The Vindicator Company's annual report reveals a successful year, regardless of the fact that the Hull City shaft was practically idle for a month, pending repairs to the shaft and hoisting engines.
The production amounted to 27,396 short tons, with a gross value of $935,614. This represents an increase of about 3,300 tons and of $42,489. The ore averaged about $34 per ton.
This mine is to be the terminal end of the great drainage tunnel, but 200,000,000 gallons of water were pumped during 1906. The holdings of the company are opened by 18 shafts, two of which are 1,200 feet deep.
The development to January, 1907, aggregated a little over 23.25 miles.
The Independence mine, of the Stratton's Independence (Limited), made a greatly reduced production, which amounted to only $956,479, but the grade of the ore remained very high, better than $41 to the ton.
The mine is opened by a shaft 1,400 feet in depth, but only the upper levels are worked. The property is operated largely by lessees, with a small amount of company work.
Experiments were begun to ascertain the best way of working the great dump of low grade ore on the property.
The El Paso Consolidated Company's exploitation work on the 1,000-foot levels was bringing most gratifying results when on March 26 a heavy flow of water was encountered, and in less than 4 hours the mine was flooded to the 600-foot level, where the water flows out of the El Paso tunnel.
For the remainder of the year mining and developing were necessarily confined to ground above the tunnel level. Nevertheless a good production was made for the year, amounting to more than 22,000 tons (in the 11 months covered by the company's annual report), valued at $801,447.
This property will be one of the first to be drained by the new tunnel.
The annual report of the Findley Consolidated Mining Company shows a greatly decreased output, amounting only to 5,220 short tons of ore, containing $115,837 in gold values, less than one-fourth of the total for 1905.
This resulted from the company spending the year in development work until the new mill of the Golden Cycle Company, at Colorado City, should be completed.
In an endeavor to facilitate the handling of lower grades of ore, this company combined with the Vindicator Company in experimental work during the year, seeking to determine a process to be used in a large mill to be built jointly by the two companies.
The Granite Gold Mining Company absorbed the Dillon Gold Mining Company, as it had previously done with the Gold Coin and Monument companies.

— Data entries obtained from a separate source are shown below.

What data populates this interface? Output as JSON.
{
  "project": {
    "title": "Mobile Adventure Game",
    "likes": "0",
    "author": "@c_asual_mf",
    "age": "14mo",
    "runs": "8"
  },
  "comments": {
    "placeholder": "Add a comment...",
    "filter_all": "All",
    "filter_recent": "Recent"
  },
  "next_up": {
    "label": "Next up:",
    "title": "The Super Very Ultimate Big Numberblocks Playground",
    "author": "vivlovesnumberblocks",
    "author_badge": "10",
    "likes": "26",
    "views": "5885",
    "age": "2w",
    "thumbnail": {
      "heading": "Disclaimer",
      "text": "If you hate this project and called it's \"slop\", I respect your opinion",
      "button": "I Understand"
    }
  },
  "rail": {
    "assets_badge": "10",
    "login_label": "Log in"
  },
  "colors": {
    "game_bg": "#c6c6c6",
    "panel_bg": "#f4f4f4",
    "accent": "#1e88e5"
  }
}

This gives the Granite Company a large holding on Battle Mountain and makes it one of the most important concerns of the entire district.

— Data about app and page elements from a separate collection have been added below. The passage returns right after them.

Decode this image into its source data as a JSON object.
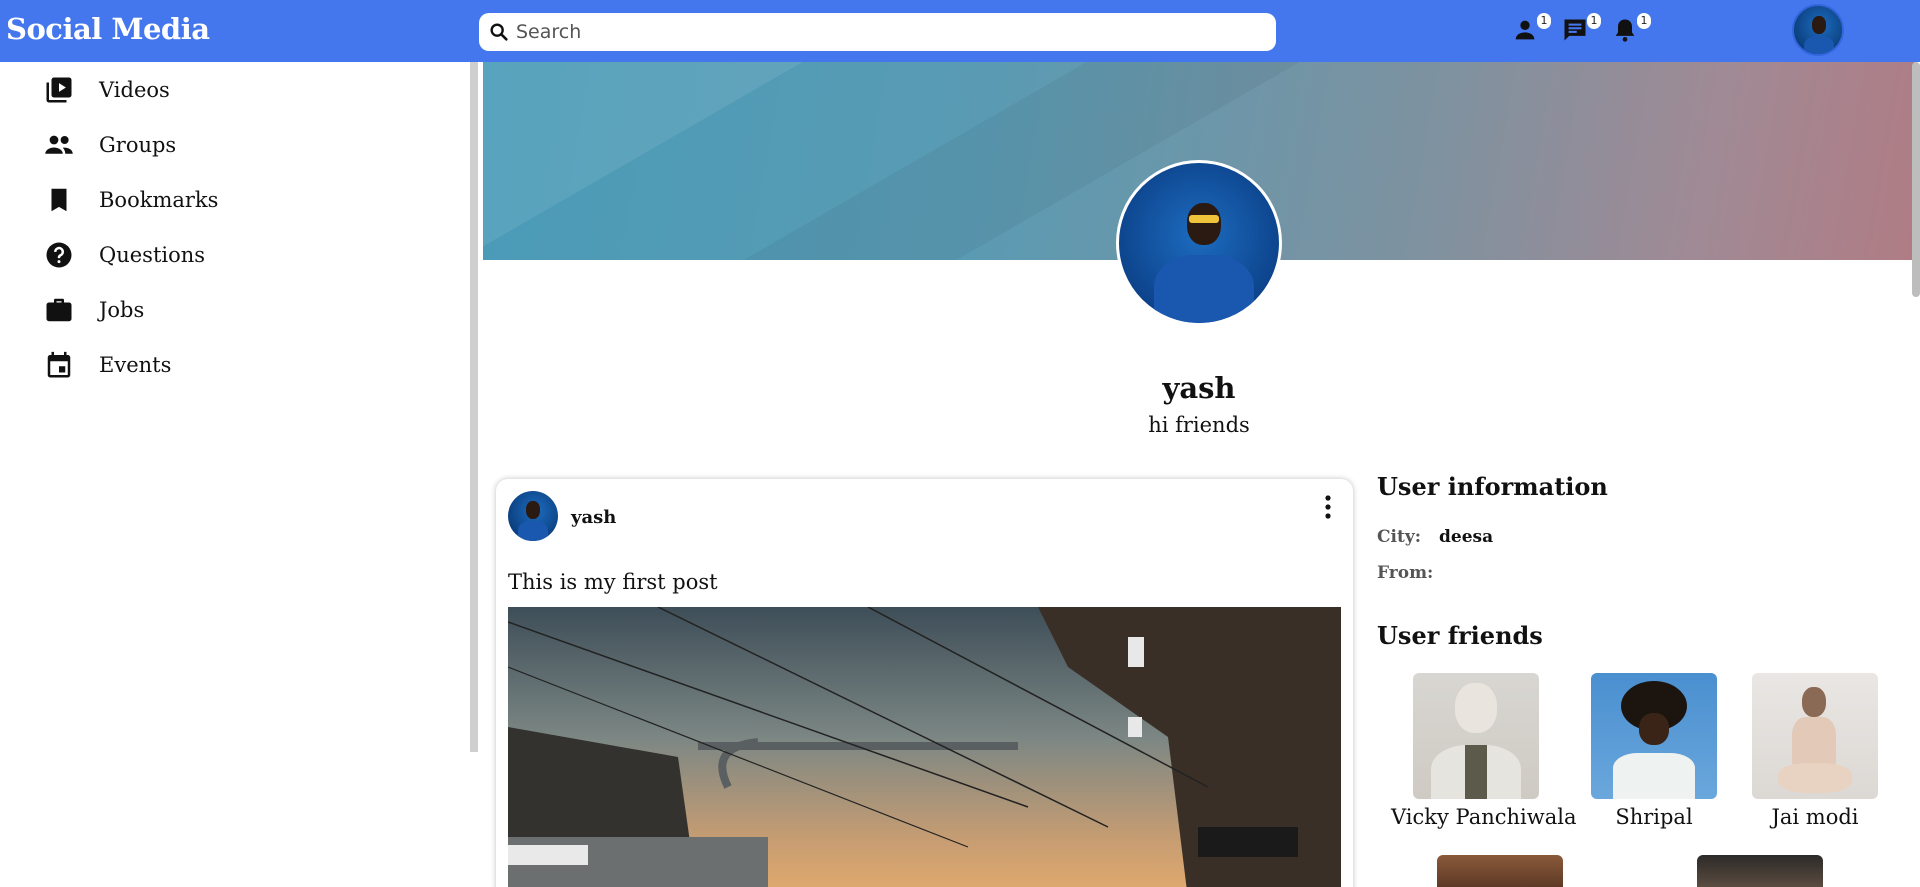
{
  "header": {
    "brand": "Social Media",
    "search_placeholder": "Search",
    "friend_requests_count": "1",
    "messages_count": "1",
    "notifications_count": "1",
    "accent_color": "#4477ee"
  },
  "sidebar": {
    "items": [
      {
        "label": "Videos",
        "icon": "video-library-icon"
      },
      {
        "label": "Groups",
        "icon": "groups-icon"
      },
      {
        "label": "Bookmarks",
        "icon": "bookmark-icon"
      },
      {
        "label": "Questions",
        "icon": "help-icon"
      },
      {
        "label": "Jobs",
        "icon": "briefcase-icon"
      },
      {
        "label": "Events",
        "icon": "calendar-icon"
      }
    ]
  },
  "profile": {
    "name": "yash",
    "bio": "hi friends"
  },
  "post": {
    "author": "yash",
    "text": "This is my first post"
  },
  "user_info": {
    "heading": "User information",
    "city_label": "City:",
    "city_value": "deesa",
    "from_label": "From:",
    "from_value": ""
  },
  "friends": {
    "heading": "User friends",
    "items": [
      {
        "name": "Vicky Panchiwala"
      },
      {
        "name": "Shripal"
      },
      {
        "name": "Jai modi"
      }
    ]
  }
}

An increased total production was made by lessees from the various holdings of the Stratton Estate, and the Strong mine also made a larger output.
The Elkton Company, as in the case of the El Paso, have limited their operations to the reserves above the present water level to save pumping costs till the new tunnel shall care for the large quantities of water.
A somewhat decreased tonnage was shipped during 1906, but there was an increase in average value of the ore.
The Work Mining and Milling Company reports a greatly increased output from the Morning Glory and the Little Clara mines, which are worked by seven sets of lessees.
Large gains in production were made in each of the following mines:
Other prominent producers of 1906 include;
The latter are now under the same general management as the Golden Cycle properties.
Development on the Ajax includes a 1,230-foot vertical shaft, 600 feet of tunneling, and between 7 and 8 miles of drifts.
A small quantity of ore was taken from the Modoc mine during one of the regular shipments, which carried a low percentage or copper.
The following table gives the production of the Cripple Creek district from 1891 to 1906:
*1 Lindgren, Waldemar and Ransome, F.L. Geology and Gold Deposits of Cripple Creek District; Profesional Paper U. S. Geological Survey No. 54, 1906
*2 Figures for 1891-1903 from reports of the Director of the Mint; figures for 1904,1905, and 1906 from reports of the United States Geological Survey.